“As a mother the idea that children, or any group of people of course, were dying hit a spot for me,” she says. “In the end almost 2,100 people were killed that summer, of which 500 were children. That really impacted me, and this was before I was film maker.”
Nightmare of Gaza is a visceral, 13-minutes film, a woman’s abstract journey through the rubble brought about by a devastating bombing campaign. It has already screened at film festivals and universities, and an adaptation of it was shown at the United Nations.
Farah Nabulsi at ON.DXB in Dubai
Nabulsi’s work has already received global acclaim.
“This is a brilliant film and demands to be seen,” British director Ken Loach said of Today, They Took My Son. “The story it tells is irrefutable, entirely justified – the evidence is there for all who are not blinded by prejudice. Television companies should be fighting each other to show this. If you care about nothing else, care about Palestinian children. You don't know what's going on? Then watch this film and I dare you to turn your back.”
Meanwhile former Pink Floyd frontman Roger Waters called Nightmare of Gaza “poetic and powerful”.
The director says she consciously looks to tell stories of Palestine to those who don’t know them, rather than function purely in an echo chamber.
“If I have to hierarchy who my target market is, my first is western audience, those who don’t know what’s going on,” she says. “Of course there is something to be said about targeting Palestinians and Arabs because we also are in danger of sometimes turning numb. So re-motivating them, re-inspiring them, re-activiating them on an emotional level, that’s the key here. But western audiences were my initial target.”
“When I get to screen at Oakland International or Vancouver International Film festival, I’m getting an audience that really are shocked by what they’re seeing on the screen, and they’re impacted.”
Despite a subject that lends itself to documentary film-making, Nabulsi insists her priorities remain to write artistic fiction based on fact.

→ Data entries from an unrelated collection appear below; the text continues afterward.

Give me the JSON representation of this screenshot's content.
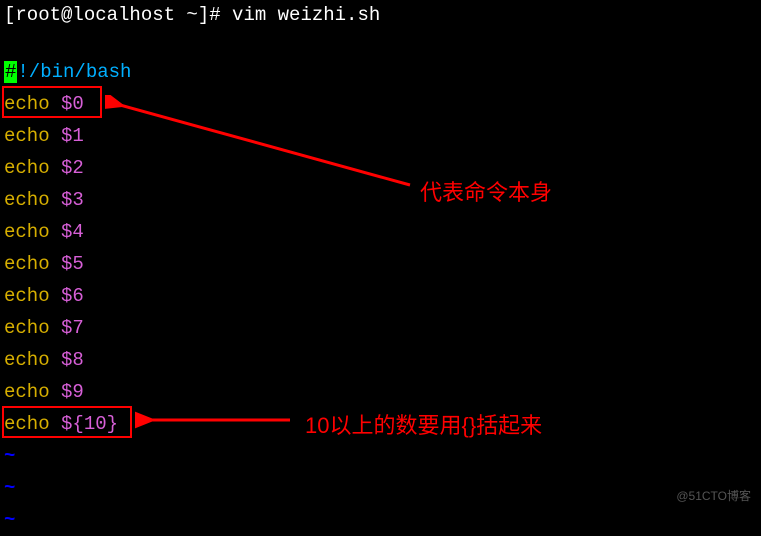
{
  "prompt": "[root@localhost ~]# vim weizhi.sh",
  "shebang_first": "#",
  "shebang_rest": "!/bin/bash",
  "lines": [
    {
      "cmd": "echo",
      "var": "$0"
    },
    {
      "cmd": "echo",
      "var": "$1"
    },
    {
      "cmd": "echo",
      "var": "$2"
    },
    {
      "cmd": "echo",
      "var": "$3"
    },
    {
      "cmd": "echo",
      "var": "$4"
    },
    {
      "cmd": "echo",
      "var": "$5"
    },
    {
      "cmd": "echo",
      "var": "$6"
    },
    {
      "cmd": "echo",
      "var": "$7"
    },
    {
      "cmd": "echo",
      "var": "$8"
    },
    {
      "cmd": "echo",
      "var": "$9"
    },
    {
      "cmd": "echo",
      "var": "${10}"
    }
  ],
  "tilde": "~",
  "annotation1": "代表命令本身",
  "annotation2": "10以上的数要用{}括起来",
  "watermark": "@51CTO博客"
}
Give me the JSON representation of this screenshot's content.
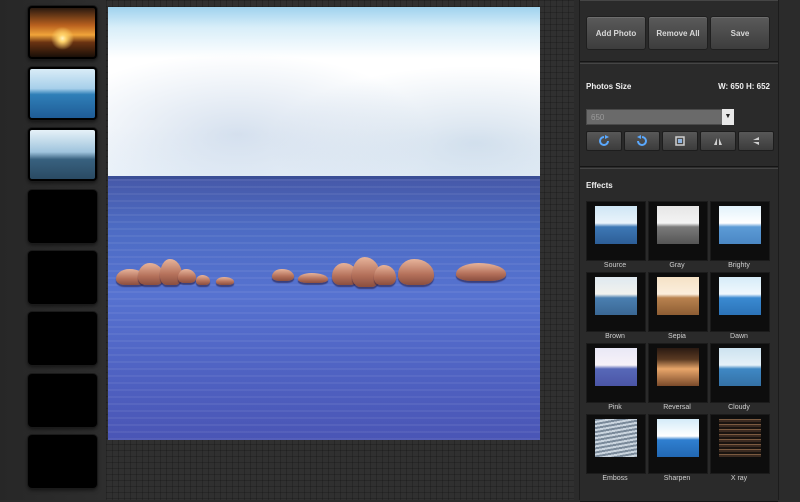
{
  "toolbar": {
    "add_photo": "Add Photo",
    "remove_all": "Remove All",
    "save": "Save"
  },
  "size_section": {
    "title": "Photos Size",
    "readout": "W: 650 H: 652",
    "dropdown_value": "650",
    "tools": [
      "rotate-right-icon",
      "rotate-left-icon",
      "crop-icon",
      "flip-vertical-icon",
      "flip-horizontal-icon"
    ]
  },
  "effects": {
    "title": "Effects",
    "items": [
      {
        "label": "Source"
      },
      {
        "label": "Gray"
      },
      {
        "label": "Brighty"
      },
      {
        "label": "Brown"
      },
      {
        "label": "Sepia"
      },
      {
        "label": "Dawn"
      },
      {
        "label": "Pink"
      },
      {
        "label": "Reversal"
      },
      {
        "label": "Cloudy"
      },
      {
        "label": "Emboss"
      },
      {
        "label": "Sharpen"
      },
      {
        "label": "X ray"
      }
    ]
  },
  "filmstrip": {
    "slots": [
      "sunset-photo",
      "sea-photo",
      "coast-photo",
      "empty",
      "empty",
      "empty",
      "empty",
      "empty"
    ]
  }
}
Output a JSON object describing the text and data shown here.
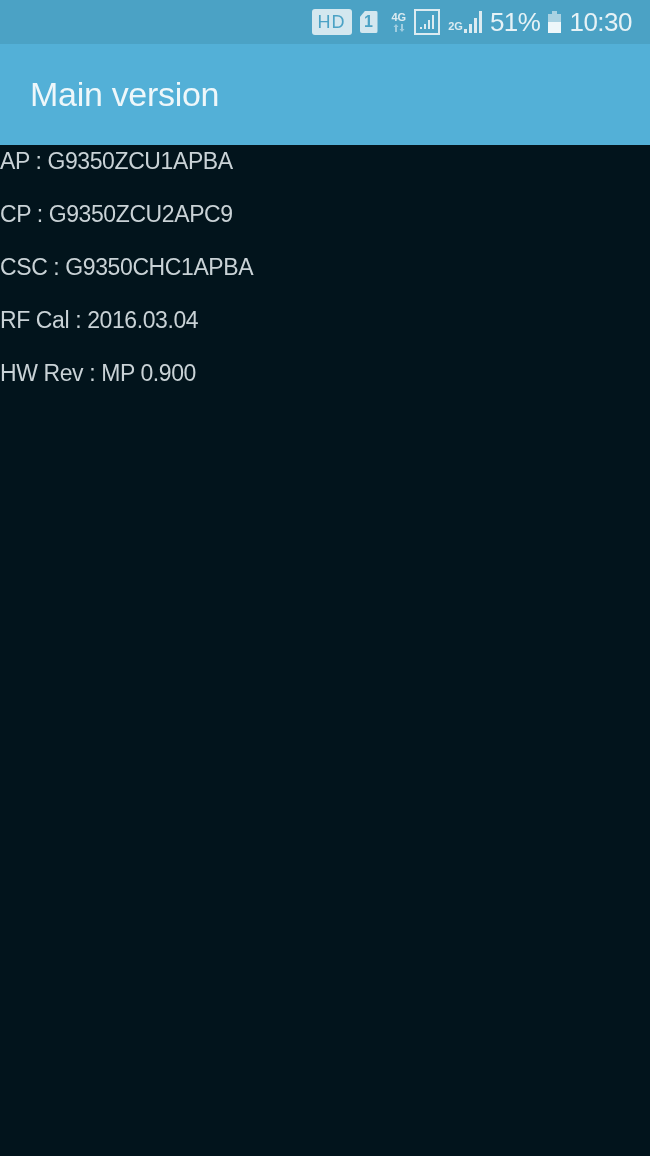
{
  "status_bar": {
    "hd_badge": "HD",
    "sim_slot": "1",
    "network_type": "4G",
    "second_network_type": "2G",
    "battery": "51%",
    "time": "10:30"
  },
  "app_bar": {
    "title": "Main version"
  },
  "info_lines": [
    "AP : G9350ZCU1APBA",
    "CP : G9350ZCU2APC9",
    "CSC : G9350CHC1APBA",
    "RF Cal : 2016.03.04",
    "HW Rev : MP 0.900"
  ]
}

“I chose not to do documentary,” she said. “Specifically with these short films, I think there’s a real power in fiction that has not been used enough to tell our stories, so even though there are many documentaries out there that are incredible, I think that the fiction world hasn’t really matured enough when it comes to dealing with these difficult issues. So I chose fiction even though these films are completely framed and laced in fact.”
Nabulsi had visited her homeland as a child but not for 25 years between the first Intifada (uprising) and 2013, months before the war that inspired her film career.
“I was always very aware of my roots, of my heritage, of what’s been going on for decades,” she said. “I thought I got it all, but really there was no substitute for seeing what was happening in reality with your own eyes, so that was the case for me. On the global arena, Palestinians have been severely dehumanised, so their actions of aggression, of anger, and violence even, have always been presented without context, as opposed to them fighting occupation, oppression, apartheid.”
But is the plight of Palestinians getting better or worse?
“I believe on the ground, the situation is getting worse, but in the court of world opinion, I think Palestine is coming into the mainstream,” Nabulsi says. “I think things that you could never have imagined 10 or 15 years ago are happening right before our eyes,” she says, citing Bernie Sanders’s courageous words of support at a recent US Democratic Party Debate.
Nabulsi’s next project is a “more traditional” short film called The Present, and deals with the indignities of checkpoints and the basic human right of freedom of movement. Despite the themes of sadness, she calls it a beautiful story.
If her other work is anything to go by, expect new audiences to be converted.